** RAW DATA follows **

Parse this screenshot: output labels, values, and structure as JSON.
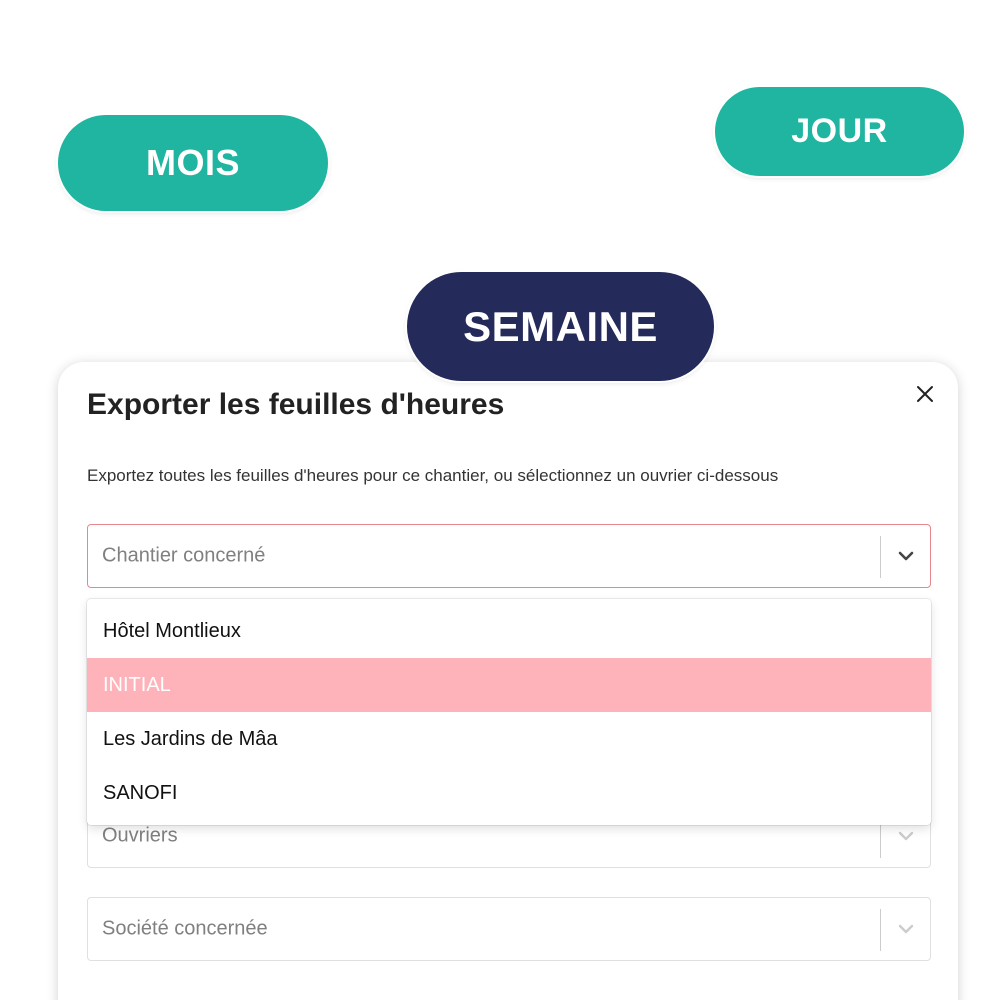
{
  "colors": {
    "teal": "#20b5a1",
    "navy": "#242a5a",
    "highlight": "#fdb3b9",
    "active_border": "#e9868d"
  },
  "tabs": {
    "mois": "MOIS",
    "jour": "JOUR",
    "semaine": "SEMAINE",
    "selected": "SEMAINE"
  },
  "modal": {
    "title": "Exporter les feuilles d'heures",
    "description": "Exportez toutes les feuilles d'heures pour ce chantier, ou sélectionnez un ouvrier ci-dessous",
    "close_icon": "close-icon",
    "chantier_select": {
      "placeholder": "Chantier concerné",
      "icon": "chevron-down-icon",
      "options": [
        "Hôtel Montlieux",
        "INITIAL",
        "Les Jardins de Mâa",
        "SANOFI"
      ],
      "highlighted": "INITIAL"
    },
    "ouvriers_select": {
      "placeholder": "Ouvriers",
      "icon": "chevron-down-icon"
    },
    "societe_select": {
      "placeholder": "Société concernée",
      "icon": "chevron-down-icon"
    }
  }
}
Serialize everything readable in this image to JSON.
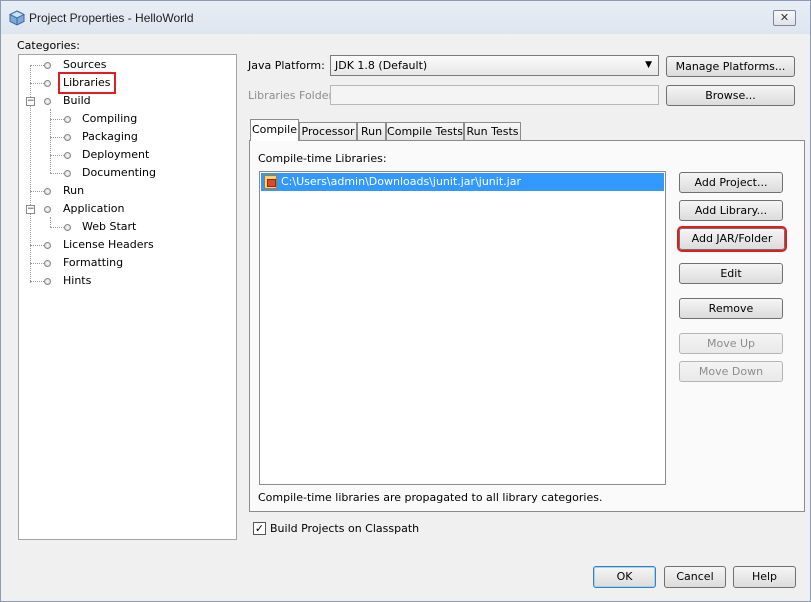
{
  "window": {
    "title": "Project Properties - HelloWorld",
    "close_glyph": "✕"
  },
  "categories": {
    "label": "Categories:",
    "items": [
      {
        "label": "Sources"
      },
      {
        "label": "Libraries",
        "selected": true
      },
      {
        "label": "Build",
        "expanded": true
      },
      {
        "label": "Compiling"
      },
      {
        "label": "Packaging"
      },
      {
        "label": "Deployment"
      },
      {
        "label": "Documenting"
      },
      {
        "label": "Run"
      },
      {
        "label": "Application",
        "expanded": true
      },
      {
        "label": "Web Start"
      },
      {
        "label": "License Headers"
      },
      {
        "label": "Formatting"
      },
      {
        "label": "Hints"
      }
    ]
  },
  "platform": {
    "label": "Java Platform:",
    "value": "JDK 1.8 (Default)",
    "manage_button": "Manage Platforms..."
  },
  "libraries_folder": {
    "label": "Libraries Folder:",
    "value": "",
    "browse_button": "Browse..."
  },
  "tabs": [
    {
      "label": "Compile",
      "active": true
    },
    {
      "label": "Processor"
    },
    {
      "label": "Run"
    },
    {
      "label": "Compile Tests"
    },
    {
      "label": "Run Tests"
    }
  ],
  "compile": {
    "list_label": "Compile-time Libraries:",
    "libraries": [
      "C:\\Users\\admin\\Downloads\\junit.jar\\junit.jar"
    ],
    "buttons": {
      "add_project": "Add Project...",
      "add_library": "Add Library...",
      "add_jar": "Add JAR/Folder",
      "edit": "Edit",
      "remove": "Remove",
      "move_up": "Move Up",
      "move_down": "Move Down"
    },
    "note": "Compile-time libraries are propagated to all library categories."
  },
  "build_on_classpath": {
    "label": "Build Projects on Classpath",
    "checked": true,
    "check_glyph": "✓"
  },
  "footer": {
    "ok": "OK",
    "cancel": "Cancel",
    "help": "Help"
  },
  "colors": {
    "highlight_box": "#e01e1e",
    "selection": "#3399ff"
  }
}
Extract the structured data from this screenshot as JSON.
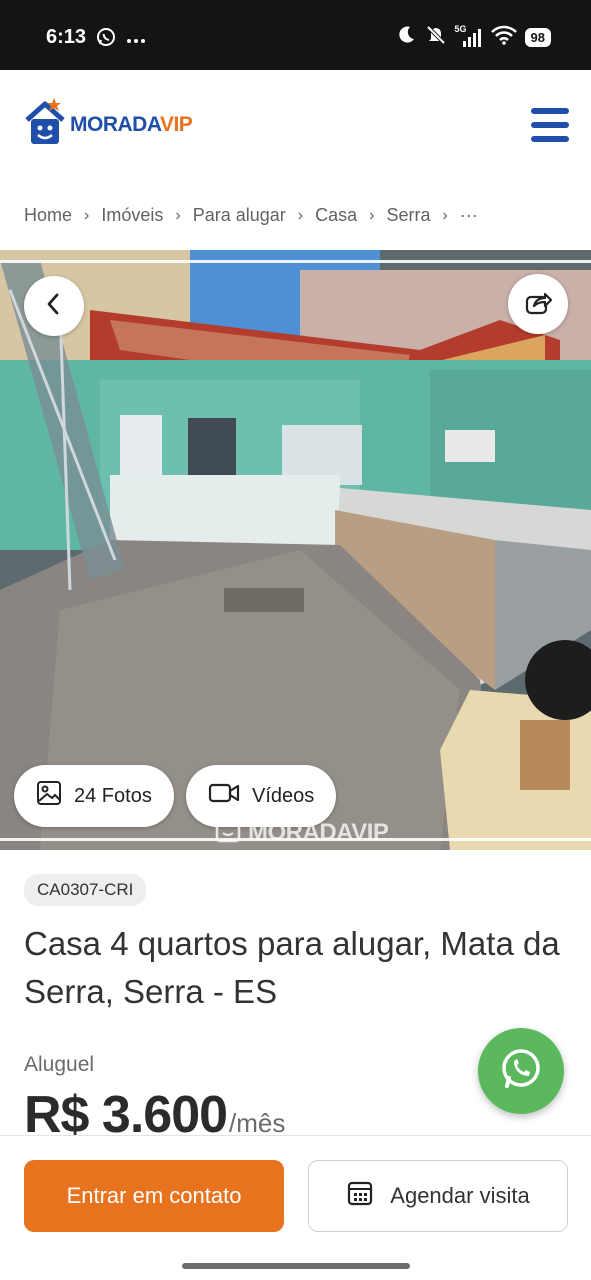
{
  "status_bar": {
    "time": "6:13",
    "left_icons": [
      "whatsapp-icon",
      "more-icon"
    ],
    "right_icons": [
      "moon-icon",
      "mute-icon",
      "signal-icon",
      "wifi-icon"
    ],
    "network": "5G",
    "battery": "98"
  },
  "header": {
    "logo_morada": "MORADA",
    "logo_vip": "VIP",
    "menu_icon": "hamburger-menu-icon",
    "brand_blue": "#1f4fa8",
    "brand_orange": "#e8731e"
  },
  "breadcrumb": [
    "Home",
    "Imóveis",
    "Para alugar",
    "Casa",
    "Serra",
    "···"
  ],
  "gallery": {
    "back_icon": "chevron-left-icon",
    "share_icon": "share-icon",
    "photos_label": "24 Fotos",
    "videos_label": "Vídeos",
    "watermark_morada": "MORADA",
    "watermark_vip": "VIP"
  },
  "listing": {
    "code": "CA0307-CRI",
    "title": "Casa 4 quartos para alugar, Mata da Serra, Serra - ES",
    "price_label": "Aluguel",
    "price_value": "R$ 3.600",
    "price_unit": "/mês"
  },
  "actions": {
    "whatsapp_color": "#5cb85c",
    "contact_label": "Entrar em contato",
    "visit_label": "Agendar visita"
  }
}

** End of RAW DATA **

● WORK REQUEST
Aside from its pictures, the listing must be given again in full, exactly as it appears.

● YOUR SOLUTION
Parse this screenshot: output labels, values, and structure as JSON.
{
  "colors": {
    "teal": "#20b5a1",
    "navy": "#242a5a",
    "highlight": "#fdb3b9",
    "active_border": "#e9868d"
  },
  "tabs": {
    "mois": "MOIS",
    "jour": "JOUR",
    "semaine": "SEMAINE",
    "selected": "SEMAINE"
  },
  "modal": {
    "title": "Exporter les feuilles d'heures",
    "description": "Exportez toutes les feuilles d'heures pour ce chantier, ou sélectionnez un ouvrier ci-dessous",
    "close_icon": "close-icon",
    "chantier_select": {
      "placeholder": "Chantier concerné",
      "icon": "chevron-down-icon",
      "options": [
        "Hôtel Montlieux",
        "INITIAL",
        "Les Jardins de Mâa",
        "SANOFI"
      ],
      "highlighted": "INITIAL"
    },
    "ouvriers_select": {
      "placeholder": "Ouvriers",
      "icon": "chevron-down-icon"
    },
    "societe_select": {
      "placeholder": "Société concernée",
      "icon": "chevron-down-icon"
    }
  }
}
Serialize everything readable in this image to JSON.
{
  "window": {
    "title": "Project Properties - HelloWorld",
    "close_glyph": "✕"
  },
  "categories": {
    "label": "Categories:",
    "items": [
      {
        "label": "Sources"
      },
      {
        "label": "Libraries",
        "selected": true
      },
      {
        "label": "Build",
        "expanded": true
      },
      {
        "label": "Compiling"
      },
      {
        "label": "Packaging"
      },
      {
        "label": "Deployment"
      },
      {
        "label": "Documenting"
      },
      {
        "label": "Run"
      },
      {
        "label": "Application",
        "expanded": true
      },
      {
        "label": "Web Start"
      },
      {
        "label": "License Headers"
      },
      {
        "label": "Formatting"
      },
      {
        "label": "Hints"
      }
    ]
  },
  "platform": {
    "label": "Java Platform:",
    "value": "JDK 1.8 (Default)",
    "manage_button": "Manage Platforms..."
  },
  "libraries_folder": {
    "label": "Libraries Folder:",
    "value": "",
    "browse_button": "Browse..."
  },
  "tabs": [
    {
      "label": "Compile",
      "active": true
    },
    {
      "label": "Processor"
    },
    {
      "label": "Run"
    },
    {
      "label": "Compile Tests"
    },
    {
      "label": "Run Tests"
    }
  ],
  "compile": {
    "list_label": "Compile-time Libraries:",
    "libraries": [
      "C:\\Users\\admin\\Downloads\\junit.jar\\junit.jar"
    ],
    "buttons": {
      "add_project": "Add Project...",
      "add_library": "Add Library...",
      "add_jar": "Add JAR/Folder",
      "edit": "Edit",
      "remove": "Remove",
      "move_up": "Move Up",
      "move_down": "Move Down"
    },
    "note": "Compile-time libraries are propagated to all library categories."
  },
  "build_on_classpath": {
    "label": "Build Projects on Classpath",
    "checked": true,
    "check_glyph": "✓"
  },
  "footer": {
    "ok": "OK",
    "cancel": "Cancel",
    "help": "Help"
  },
  "colors": {
    "highlight_box": "#e01e1e",
    "selection": "#3399ff"
  }
}
Extract the structured data from this screenshot as JSON.
{
  "status_bar": {
    "time": "6:13",
    "left_icons": [
      "whatsapp-icon",
      "more-icon"
    ],
    "right_icons": [
      "moon-icon",
      "mute-icon",
      "signal-icon",
      "wifi-icon"
    ],
    "network": "5G",
    "battery": "98"
  },
  "header": {
    "logo_morada": "MORADA",
    "logo_vip": "VIP",
    "menu_icon": "hamburger-menu-icon",
    "brand_blue": "#1f4fa8",
    "brand_orange": "#e8731e"
  },
  "breadcrumb": [
    "Home",
    "Imóveis",
    "Para alugar",
    "Casa",
    "Serra",
    "···"
  ],
  "gallery": {
    "back_icon": "chevron-left-icon",
    "share_icon": "share-icon",
    "photos_label": "24 Fotos",
    "videos_label": "Vídeos",
    "watermark_morada": "MORADA",
    "watermark_vip": "VIP"
  },
  "listing": {
    "code": "CA0307-CRI",
    "title": "Casa 4 quartos para alugar, Mata da Serra, Serra - ES",
    "price_label": "Aluguel",
    "price_value": "R$ 3.600",
    "price_unit": "/mês"
  },
  "actions": {
    "whatsapp_color": "#5cb85c",
    "contact_label": "Entrar em contato",
    "visit_label": "Agendar visita"
  }
}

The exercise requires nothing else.